Work task: Pull each line with the string "slope" from the entries.

Data for processing:
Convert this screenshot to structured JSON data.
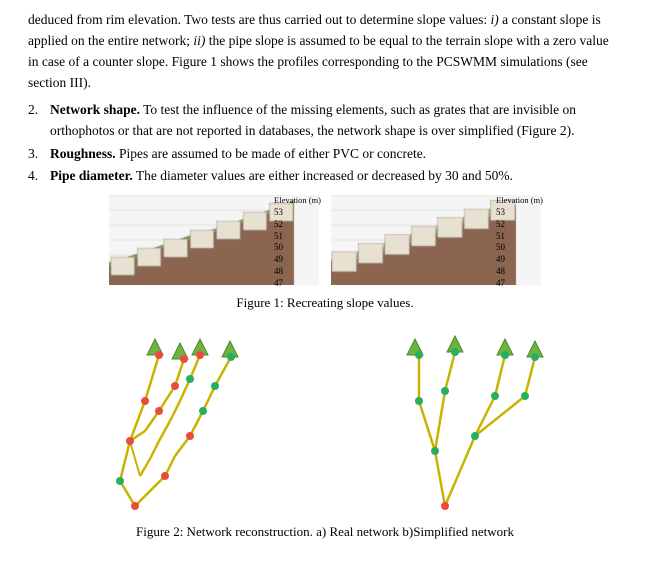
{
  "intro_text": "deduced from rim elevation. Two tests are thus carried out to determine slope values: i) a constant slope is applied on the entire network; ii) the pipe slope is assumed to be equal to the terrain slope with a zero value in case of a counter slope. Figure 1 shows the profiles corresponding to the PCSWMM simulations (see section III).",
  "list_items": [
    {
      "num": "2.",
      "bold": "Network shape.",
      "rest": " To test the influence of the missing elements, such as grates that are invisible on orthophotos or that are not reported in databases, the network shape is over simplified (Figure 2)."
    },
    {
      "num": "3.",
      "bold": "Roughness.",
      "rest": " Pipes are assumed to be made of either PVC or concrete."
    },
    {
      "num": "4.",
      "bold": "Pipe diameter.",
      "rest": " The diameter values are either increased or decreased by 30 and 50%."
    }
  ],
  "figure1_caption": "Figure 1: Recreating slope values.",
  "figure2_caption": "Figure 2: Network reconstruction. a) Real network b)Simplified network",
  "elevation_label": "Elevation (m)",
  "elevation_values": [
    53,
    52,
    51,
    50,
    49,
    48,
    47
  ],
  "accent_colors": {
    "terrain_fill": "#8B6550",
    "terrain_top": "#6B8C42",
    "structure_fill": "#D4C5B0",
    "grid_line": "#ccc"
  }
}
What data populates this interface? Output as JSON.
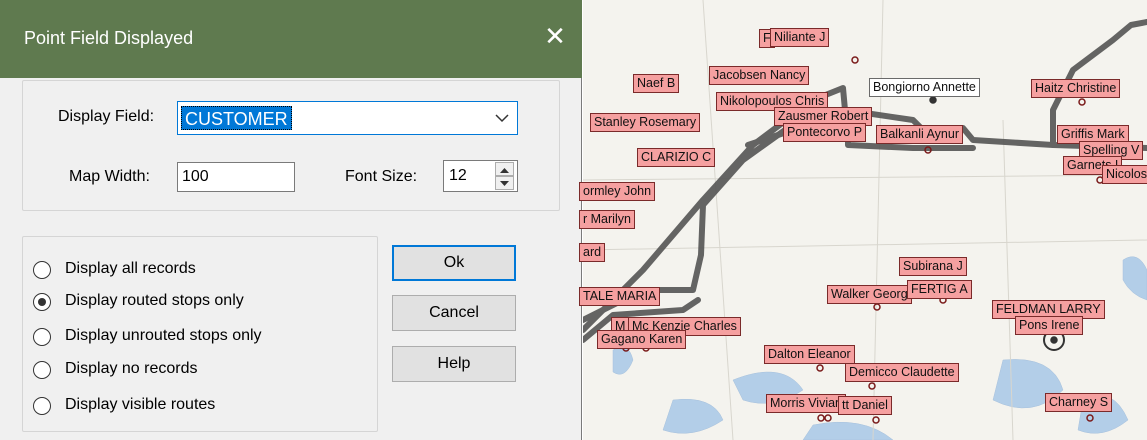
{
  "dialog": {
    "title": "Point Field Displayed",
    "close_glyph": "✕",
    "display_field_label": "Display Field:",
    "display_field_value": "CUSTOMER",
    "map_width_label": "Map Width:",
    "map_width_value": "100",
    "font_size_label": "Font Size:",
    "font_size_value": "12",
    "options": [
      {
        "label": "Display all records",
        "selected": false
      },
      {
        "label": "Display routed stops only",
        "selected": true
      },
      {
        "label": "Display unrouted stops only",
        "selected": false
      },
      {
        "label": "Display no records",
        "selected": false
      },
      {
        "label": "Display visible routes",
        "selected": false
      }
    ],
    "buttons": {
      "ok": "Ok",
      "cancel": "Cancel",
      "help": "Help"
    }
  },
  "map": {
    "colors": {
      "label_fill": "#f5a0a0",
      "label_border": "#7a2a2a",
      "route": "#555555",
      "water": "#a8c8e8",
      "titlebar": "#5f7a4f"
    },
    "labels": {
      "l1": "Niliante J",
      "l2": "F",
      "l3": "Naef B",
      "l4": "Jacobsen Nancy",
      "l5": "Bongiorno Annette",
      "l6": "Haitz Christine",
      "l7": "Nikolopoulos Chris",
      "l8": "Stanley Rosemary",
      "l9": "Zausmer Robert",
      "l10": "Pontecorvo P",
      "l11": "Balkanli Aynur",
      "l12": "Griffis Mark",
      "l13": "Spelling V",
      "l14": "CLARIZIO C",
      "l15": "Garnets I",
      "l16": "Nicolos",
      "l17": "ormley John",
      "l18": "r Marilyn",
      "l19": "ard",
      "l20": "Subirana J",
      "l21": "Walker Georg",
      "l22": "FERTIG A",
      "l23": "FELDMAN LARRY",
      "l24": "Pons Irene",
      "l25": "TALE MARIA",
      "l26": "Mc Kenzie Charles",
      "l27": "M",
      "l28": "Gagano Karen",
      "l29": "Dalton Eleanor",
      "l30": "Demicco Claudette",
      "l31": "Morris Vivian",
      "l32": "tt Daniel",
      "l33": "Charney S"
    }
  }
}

Answer below:
  "intro_text": "deduced from rim elevation. Two tests are thus carried out to determine slope values: i) a constant slope is applied on the entire network; ii) the pipe slope is assumed to be equal to the terrain slope with a zero value in case of a counter slope. Figure 1 shows the profiles corresponding to the PCSWMM simulations (see section III).",
  "figure1_caption": "Figure 1: Recreating slope values.",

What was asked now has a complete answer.